MICHELLE Hadaway has held a vigil in the woods where her daughter was killed for 31 years.

She is the mother of Karen Hadaway, who was murdered aged nine in Brighton’s Wild Park in 1986.

The bodies of Karen and her friend Nicola Fellows were left side by side, as if sleeping, in a forest den. They became known as the Babes in the Wood.

The girls’ families have held a yearly memorial in the park for three decades on the anniversary of the girls’ deaths.

But Michelle, now 62, said Wednesday’s vigil would be her last.

It was the first time the families have held the memorial knowing the girls’ killer Russell Bishop will spend the next 35 years behind bars.

The roofer from was Hollingdean was initially cleared of murdering the children in 1987. But, last year, he was found guilty after a “one in a billion” DNA match.

He was already in prison for attacking and kidnapping another child.

At last week’s woodland service there were fairy lights and a new sculpture to symbolise the hands of justice.

Michelle said: “This is the last year we’re going to the park. We always said years ago we’ll be coming here every year until we get justice.

“It cripples me every single time. It’s a constant reminder that this is where they were killed and where their bodies were found.

“I don’t want to go up there for wrong reasons. In my heart, it’s not what I want or need. I’m laying their spirits to rest.

“I’m never going to get over what happened. But at last we have some closure to the horror of it.”

Since Karen’s death, Michelle’s mother, husband Lee, and brother have all died.

She said: “My grief has been on hold for 30 odd years. Now we’ve got justice, I can finally grieve for all the loved ones I’ve lost. You can’t change the past, and I decided I had to go forward rather than back.

“Justice had always been the light at the end of the tunnel. We took on evil, and we won.”

Michelle is uncomfortable with the way the girls are remembered as victims.

She said: “I don’t want them remembered as Babes in the Wood. They were two little nine-year-old, laughing, smiling, happy children – not two little girls murdered in a park by someone they knew and trusted.

“They were just two happy, smiling, beautiful little children going about their lives.

“Children should be allowed to go out and not get ripped off the street and killed.”

She said her daughter’s death had left a devastating impact on their family.

“It destroyed my husband”, she said. “He was a laughing, happy man. I loved him: I adored him. We never had a lot but what we had was ours.

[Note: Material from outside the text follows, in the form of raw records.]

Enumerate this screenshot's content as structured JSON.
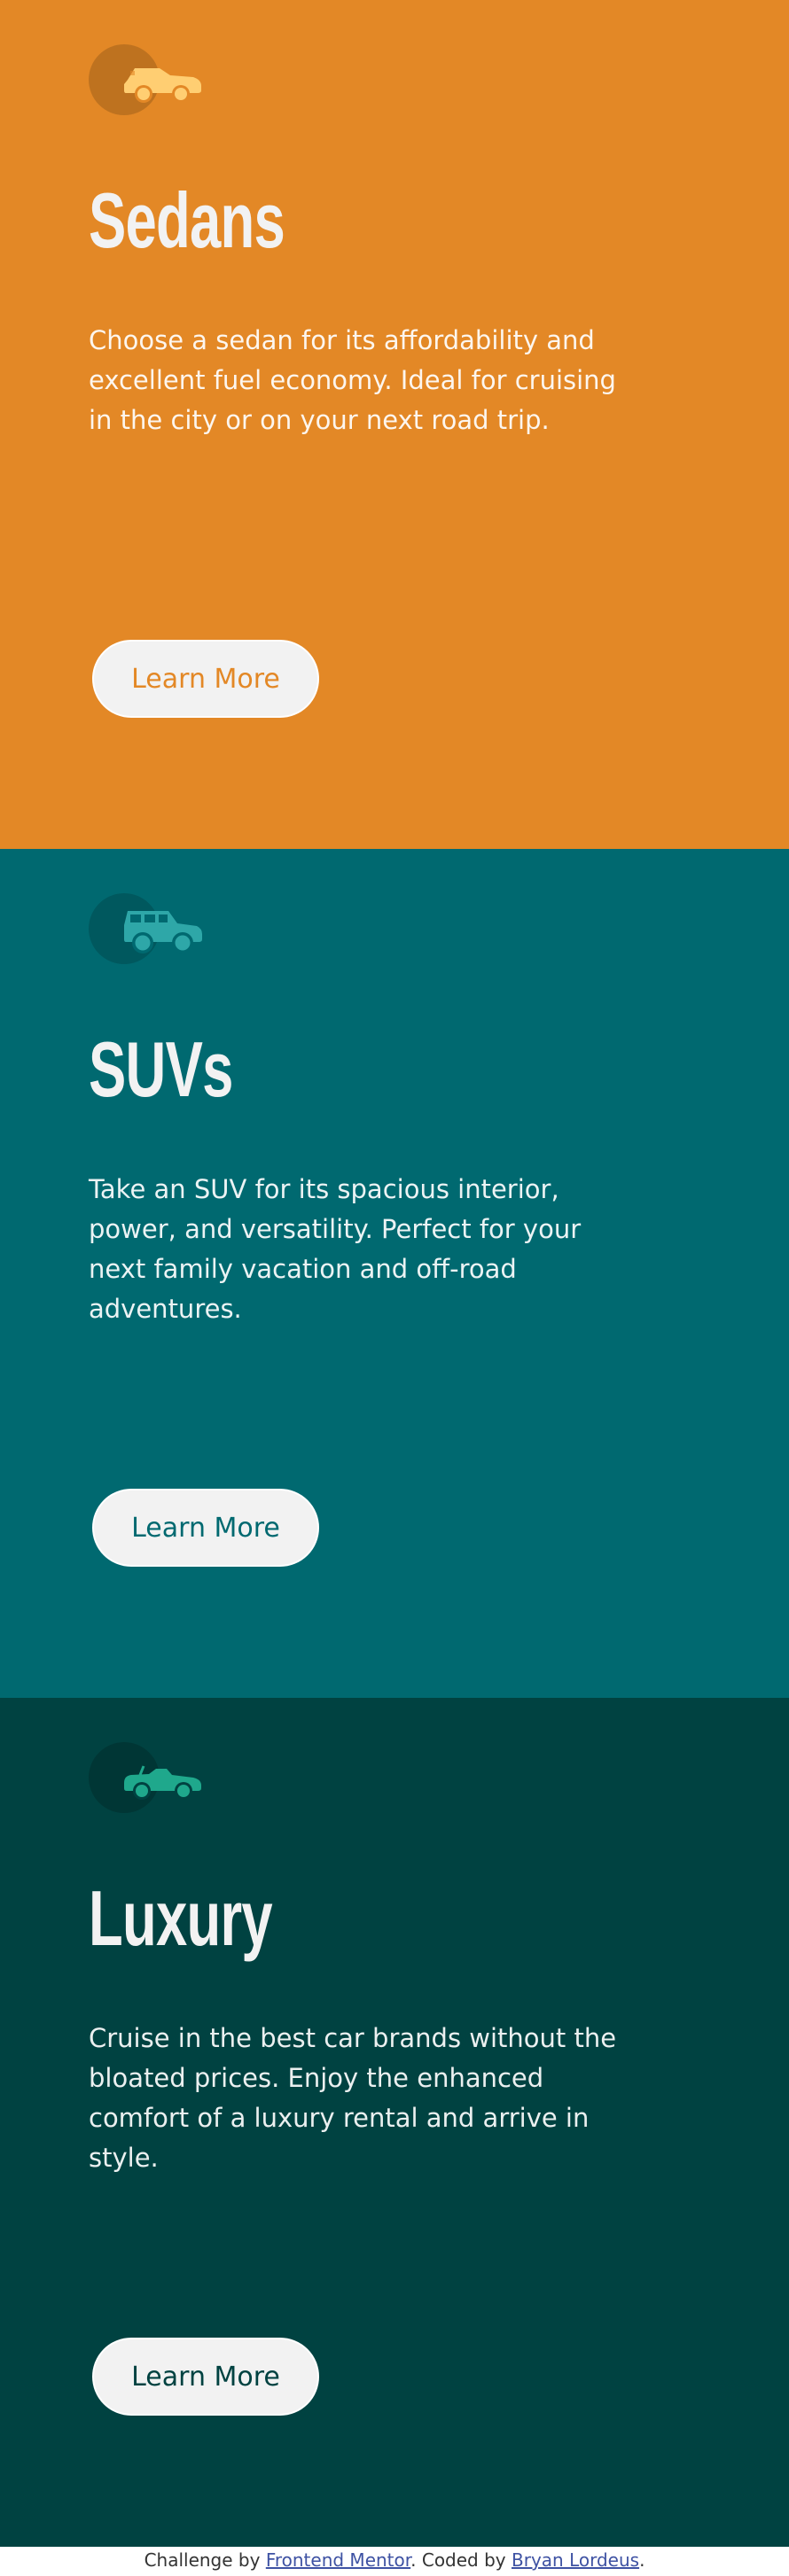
{
  "cards": [
    {
      "id": "sedans",
      "icon": "sedan-car-icon",
      "title": "Sedans",
      "text": "Choose a sedan for its affordability and excellent fuel economy. Ideal for cruising in the city or on your next road trip.",
      "button_label": "Learn More",
      "bg_color": "#e38826",
      "icon_color": "#ffce72"
    },
    {
      "id": "suvs",
      "icon": "suv-car-icon",
      "title": "SUVs",
      "text": "Take an SUV for its spacious interior, power, and versatility. Perfect for your next family vacation and off-road adventures.",
      "button_label": "Learn More",
      "bg_color": "#006970",
      "icon_color": "#2ea7a8"
    },
    {
      "id": "luxury",
      "icon": "luxury-car-icon",
      "title": "Luxury",
      "text": "Cruise in the best car brands without the bloated prices. Enjoy the enhanced comfort of a luxury rental and arrive in style.",
      "button_label": "Learn More",
      "bg_color": "#004241",
      "icon_color": "#1fa88c"
    }
  ],
  "attribution": {
    "prefix": "Challenge by ",
    "link1": "Frontend Mentor",
    "middle": ". Coded by ",
    "link2": "Bryan Lordeus",
    "suffix": "."
  }
}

“He had to hear his daughter was murdered on the radio.

“And he had to identify his daughter at the mortuary. He came out a complete and utter stranger. I never got him back.

“I had to be strong, and look after my children and my babies.

“It will be difficult for a time now. But the future’s got to be a little bit better.

“My youngest son’s just had a little girl. His baby was born last Sunday night. I’ve got seven grandchildren now. All these children keep me busy.”

The yearly vigil at Wild Park will continue and others will carry on attending.

Nicola Fellows’ cousin Emma Heffron-Pickett said: “I’m still going to go every year, for the family. Our side are all going. That place is a memorial for us. It wouldn’t feel same if we didn’t go.”